Then, in great irony, when Pilate gave the crowd the choice of releasing Jesus or Barabbas, they chose Barabbas! And Barabbas was a man who was imprisoned for what? He was in imprisoned for “insurrection.” Mark helps us out here, telling us that he was one of the “rebels in prison” who had committed murder in “The Insurrection” Barabbas was trying to start the revolution against Rome that the people wanted Jesus to start. No, he wasn’t a king, but they chose him because they were closer to getting that revolution from him. I think that is an amazing part of this story! (Luke is quickly becoming my favorite of the Gospel accounts!)
Holy Week and Easter are important. They are times when the forces of the spiritual realms “had it out,” so to speak. But the more I think about it, Palm Sunday was the day when all the feelings and beliefs about this Jesus, all the expectations and hopes of the people, came together in a giant clash. Last year I called my Palm Sunday message “Watching the Parade.” But this was so much more than just a parade or a procession. This is a point in time where all the human understandings about Jesus came together in one great vortex! Everything that happened from this point on that week came from this moment in time.
And I would ask you today, as you think about Palm Sunday, what is your understanding of Jesus? Where do you see yourself in this crowd? How are your beliefs and understandings challenged by this event? I hope you will be thinking about that this Holy Week, and considering your own life!

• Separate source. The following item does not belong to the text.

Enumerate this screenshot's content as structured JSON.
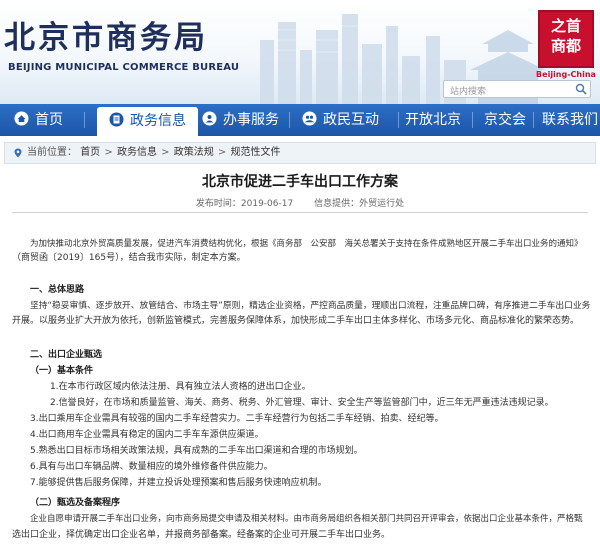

Eternal God, help us to rise above the complacency we sometimes settle into in our faith. Help us to see what was at stake there on that first Palm Sunday. And give us the strength of faith to follow where Jesus leads us. Let your will be done in us. Be with us through this Holy Week as we ponder the earthshaking events that we celebrate. Mold us and shape our lives for your service. For this we pray in Jesus’ name, Amen.